▸ Work request
What the task requires is an exact printout of the listing below, pictures excluded.

── Supplied material ──

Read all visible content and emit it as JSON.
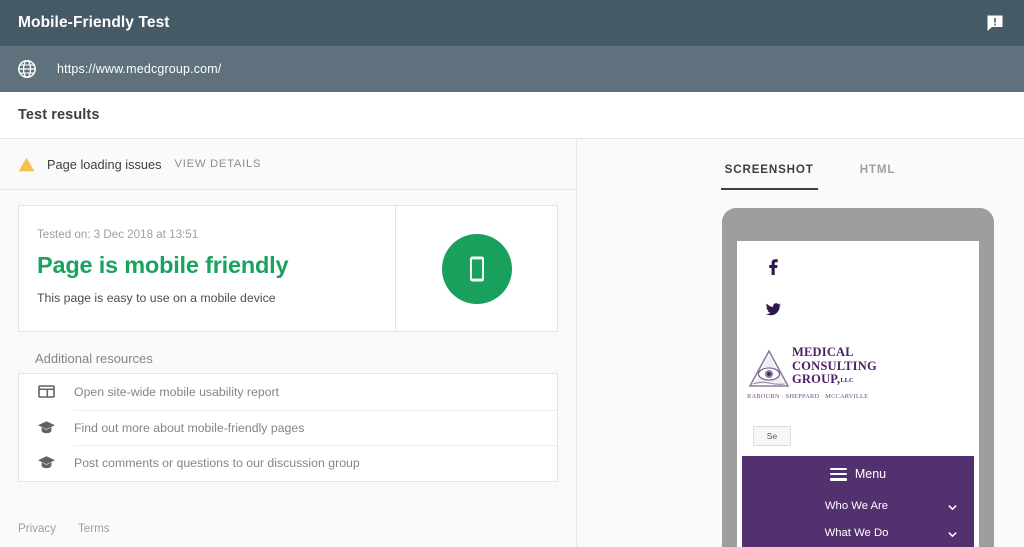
{
  "header": {
    "title": "Mobile-Friendly Test",
    "feedback_icon": "feedback-icon",
    "bg_color": "#455a64"
  },
  "urlbar": {
    "globe_icon": "globe-icon",
    "url": "https://www.medcgroup.com/",
    "bg_color": "#5e717d"
  },
  "results": {
    "title": "Test results"
  },
  "issue": {
    "warning_icon": "warning-triangle-icon",
    "label": "Page loading issues",
    "view_details": "VIEW DETAILS",
    "warning_color": "#f5c14f"
  },
  "result_card": {
    "tested_on": "Tested on: 3 Dec 2018 at 13:51",
    "verdict": "Page is mobile friendly",
    "verdict_sub": "This page is easy to use on a mobile device",
    "badge_icon": "mobile-phone-icon",
    "badge_color": "#19a05d",
    "verdict_color": "#1aa260"
  },
  "resources": {
    "heading": "Additional resources",
    "items": [
      {
        "icon": "dashboard-report-icon",
        "label": "Open site-wide mobile usability report"
      },
      {
        "icon": "graduation-cap-icon",
        "label": "Find out more about mobile-friendly pages"
      },
      {
        "icon": "graduation-cap-icon",
        "label": "Post comments or questions to our discussion group"
      }
    ]
  },
  "footer": {
    "privacy": "Privacy",
    "terms": "Terms"
  },
  "preview": {
    "tabs": [
      {
        "label": "SCREENSHOT",
        "active": true
      },
      {
        "label": "HTML",
        "active": false
      }
    ],
    "phone": {
      "frame_color": "#9e9e9e",
      "site": {
        "facebook_icon": "facebook-icon",
        "twitter_icon": "twitter-icon",
        "logo": {
          "mark": "pyramid-eye-logo-icon",
          "line1": "MEDICAL",
          "line2": "CONSULTING",
          "line3": "GROUP,",
          "suffix": "LLC",
          "subtitle": "RABOURN · SHEPPARD · MCCARVILLE",
          "color": "#4d2168"
        },
        "search_value": "Se",
        "menu": {
          "burger_icon": "hamburger-menu-icon",
          "label": "Menu",
          "bg_color": "#53316f",
          "items": [
            {
              "label": "Who We Are",
              "chevron": "chevron-down-icon"
            },
            {
              "label": "What We Do",
              "chevron": "chevron-down-icon"
            }
          ]
        }
      }
    }
  }
}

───

▸ Exercise output
Read all visible content and emit it as JSON.
{
  "header": {
    "title": "Mobile-Friendly Test",
    "feedback_icon": "feedback-icon",
    "bg_color": "#455a64"
  },
  "urlbar": {
    "globe_icon": "globe-icon",
    "url": "https://www.medcgroup.com/",
    "bg_color": "#5e717d"
  },
  "results": {
    "title": "Test results"
  },
  "issue": {
    "warning_icon": "warning-triangle-icon",
    "label": "Page loading issues",
    "view_details": "VIEW DETAILS",
    "warning_color": "#f5c14f"
  },
  "result_card": {
    "tested_on": "Tested on: 3 Dec 2018 at 13:51",
    "verdict": "Page is mobile friendly",
    "verdict_sub": "This page is easy to use on a mobile device",
    "badge_icon": "mobile-phone-icon",
    "badge_color": "#19a05d",
    "verdict_color": "#1aa260"
  },
  "resources": {
    "heading": "Additional resources",
    "items": [
      {
        "icon": "dashboard-report-icon",
        "label": "Open site-wide mobile usability report"
      },
      {
        "icon": "graduation-cap-icon",
        "label": "Find out more about mobile-friendly pages"
      },
      {
        "icon": "graduation-cap-icon",
        "label": "Post comments or questions to our discussion group"
      }
    ]
  },
  "footer": {
    "privacy": "Privacy",
    "terms": "Terms"
  },
  "preview": {
    "tabs": [
      {
        "label": "SCREENSHOT",
        "active": true
      },
      {
        "label": "HTML",
        "active": false
      }
    ],
    "phone": {
      "frame_color": "#9e9e9e",
      "site": {
        "facebook_icon": "facebook-icon",
        "twitter_icon": "twitter-icon",
        "logo": {
          "mark": "pyramid-eye-logo-icon",
          "line1": "MEDICAL",
          "line2": "CONSULTING",
          "line3": "GROUP,",
          "suffix": "LLC",
          "subtitle": "RABOURN · SHEPPARD · MCCARVILLE",
          "color": "#4d2168"
        },
        "search_value": "Se",
        "menu": {
          "burger_icon": "hamburger-menu-icon",
          "label": "Menu",
          "bg_color": "#53316f",
          "items": [
            {
              "label": "Who We Are",
              "chevron": "chevron-down-icon"
            },
            {
              "label": "What We Do",
              "chevron": "chevron-down-icon"
            }
          ]
        }
      }
    }
  }
}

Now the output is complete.